(What the exercise asks): If a line of the data below contains the string "category", count it, then state the total alone.

(Material provided):
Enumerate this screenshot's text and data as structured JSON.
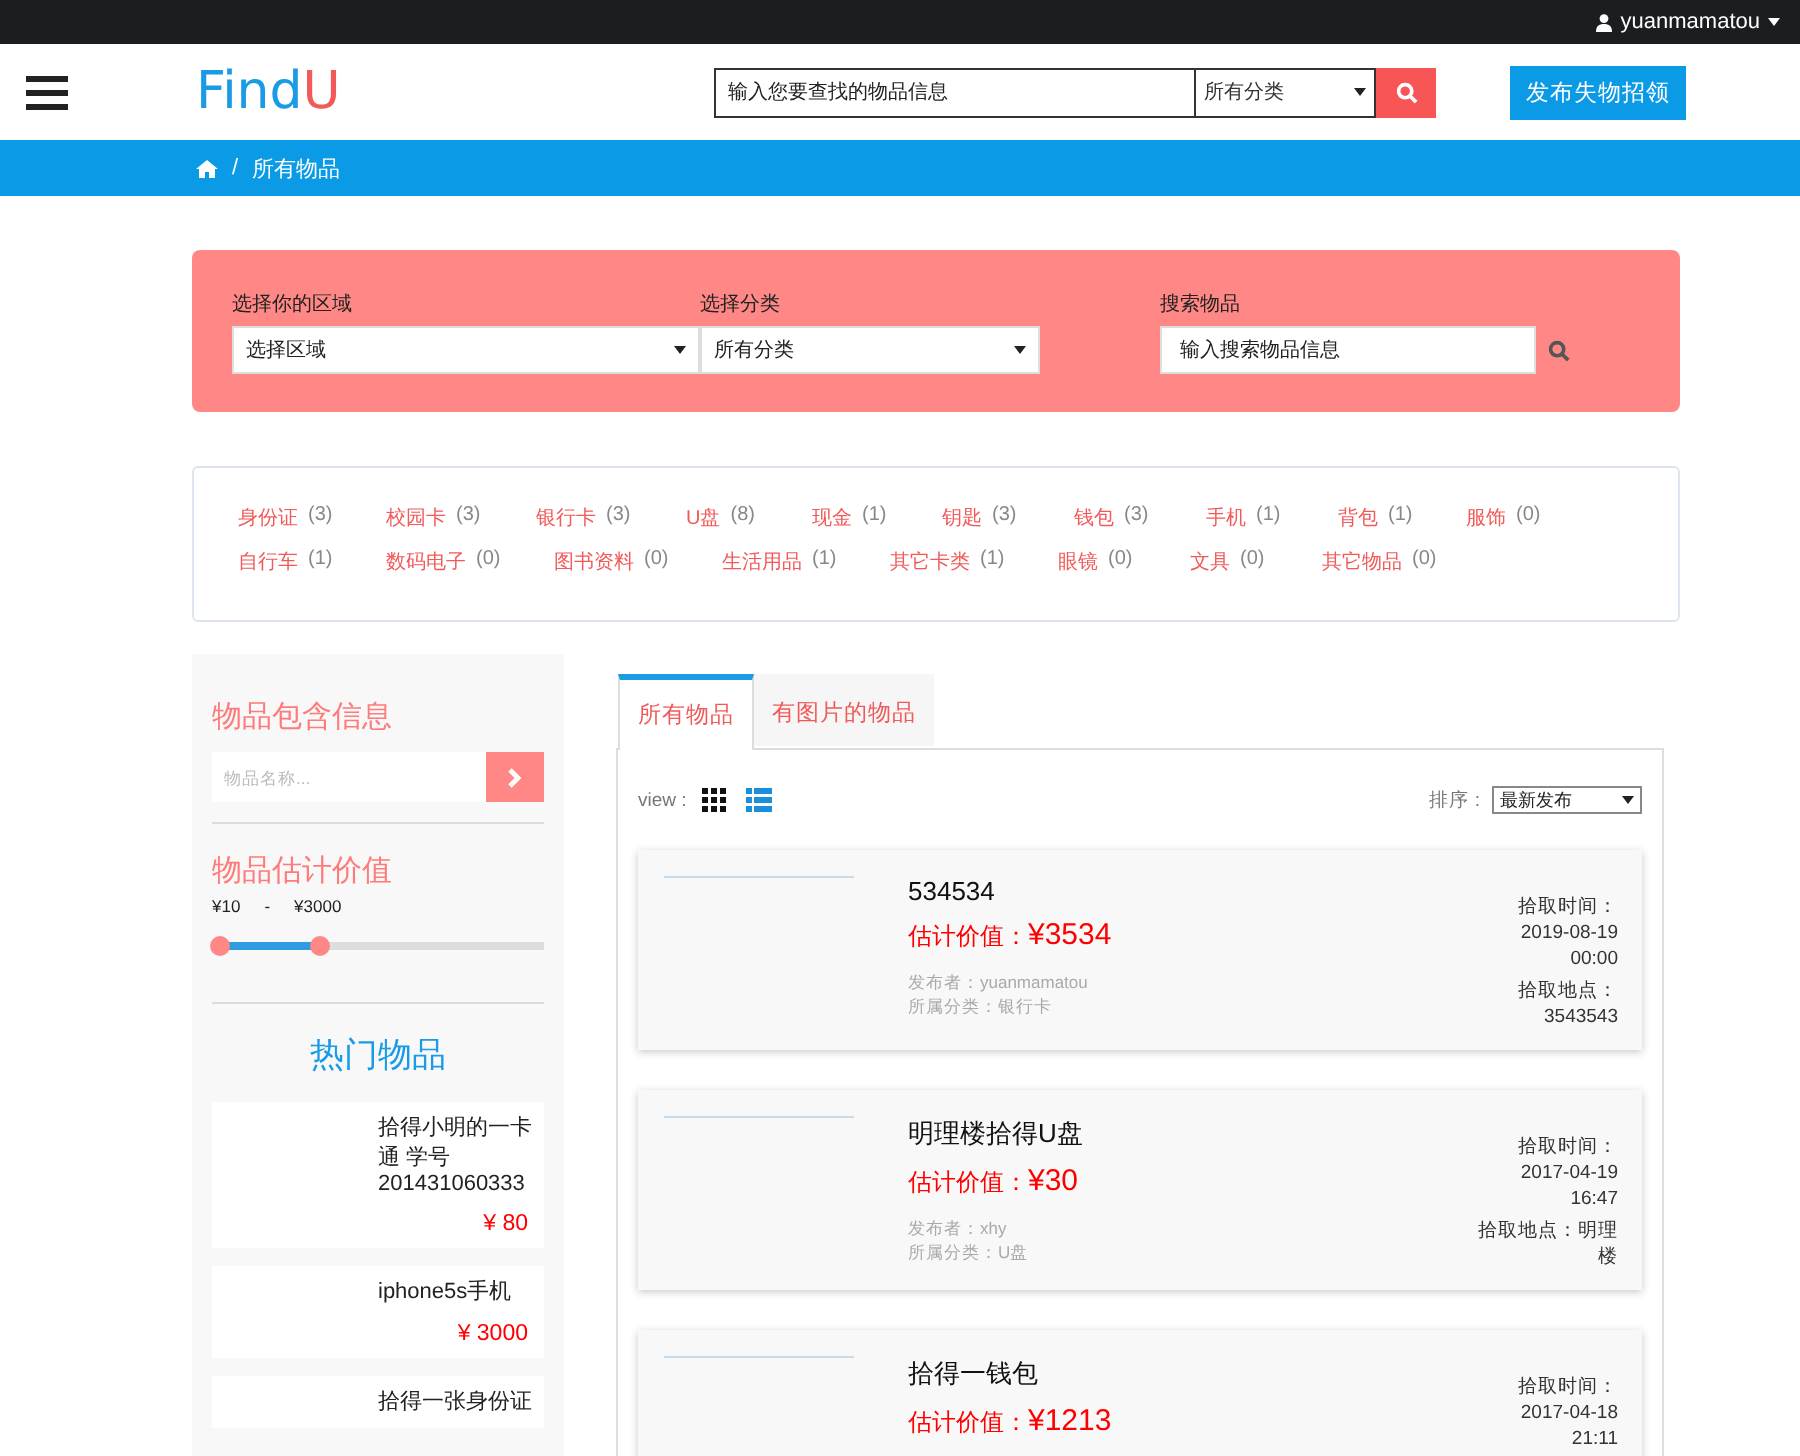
{
  "top_bar": {
    "user": "yuanmamatou"
  },
  "header": {
    "logo_left": "Find",
    "logo_right": "U",
    "search": {
      "placeholder": "输入您要查找的物品信息"
    },
    "category": "所有分类",
    "post_button": "发布失物招领"
  },
  "breadcrumb": {
    "separator": "/",
    "items": [
      "所有物品"
    ]
  },
  "filter": {
    "fields": [
      {
        "kind": "select",
        "label": "选择你的区域",
        "value": "选择区域"
      },
      {
        "kind": "select",
        "label": "选择分类",
        "value": "所有分类"
      },
      {
        "kind": "search",
        "label": "搜索物品",
        "placeholder": "输入搜索物品信息"
      }
    ]
  },
  "tags": [
    {
      "name": "身份证",
      "count": "(3)"
    },
    {
      "name": "校园卡",
      "count": "(3)"
    },
    {
      "name": "银行卡",
      "count": "(3)"
    },
    {
      "name": "U盘",
      "count": "(8)"
    },
    {
      "name": "现金",
      "count": "(1)"
    },
    {
      "name": "钥匙",
      "count": "(3)"
    },
    {
      "name": "钱包",
      "count": "(3)"
    },
    {
      "name": "手机",
      "count": "(1)"
    },
    {
      "name": "背包",
      "count": "(1)"
    },
    {
      "name": "服饰",
      "count": "(0)"
    },
    {
      "name": "自行车",
      "count": "(1)"
    },
    {
      "name": "数码电子",
      "count": "(0)"
    },
    {
      "name": "图书资料",
      "count": "(0)"
    },
    {
      "name": "生活用品",
      "count": "(1)"
    },
    {
      "name": "其它卡类",
      "count": "(1)"
    },
    {
      "name": "眼镜",
      "count": "(0)"
    },
    {
      "name": "文具",
      "count": "(0)"
    },
    {
      "name": "其它物品",
      "count": "(0)"
    }
  ],
  "sidebar": {
    "info_title": "物品包含信息",
    "info_placeholder": "物品名称...",
    "value_title": "物品估计价值",
    "range_min": "¥10",
    "range_sep": "-",
    "range_max": "¥3000",
    "level": 0.31,
    "hot_title": "热门物品",
    "hot_items": [
      {
        "title": "拾得小明的一卡通 学号201431060333",
        "price": "¥ 80"
      },
      {
        "title": "iphone5s手机",
        "price": "¥ 3000"
      },
      {
        "title": "拾得一张身份证"
      }
    ]
  },
  "tabs": [
    {
      "label": "所有物品",
      "selected": true
    },
    {
      "label": "有图片的物品",
      "selected": false
    }
  ],
  "view": {
    "label": "view :",
    "modes": [
      {
        "kind": "grid",
        "selected": false
      },
      {
        "kind": "list",
        "selected": true
      }
    ]
  },
  "sort": {
    "label": "排序 :",
    "value": "最新发布"
  },
  "items": [
    {
      "title": "534534",
      "value_label": "估计价值：",
      "value": "¥3534",
      "poster": "发布者：yuanmamatou",
      "category": "所属分类：银行卡",
      "time": "拾取时间：2019-08-19 00:00",
      "place": "拾取地点：3543543"
    },
    {
      "title": "明理楼拾得U盘",
      "value_label": "估计价值：",
      "value": "¥30",
      "poster": "发布者：xhy",
      "category": "所属分类：U盘",
      "time": "拾取时间：2017-04-19 16:47",
      "place": "拾取地点：明理楼"
    },
    {
      "title": "拾得一钱包",
      "value_label": "估计价值：",
      "value": "¥1213",
      "time": "拾取时间：2017-04-18 21:11"
    }
  ]
}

(Answer to this task): 3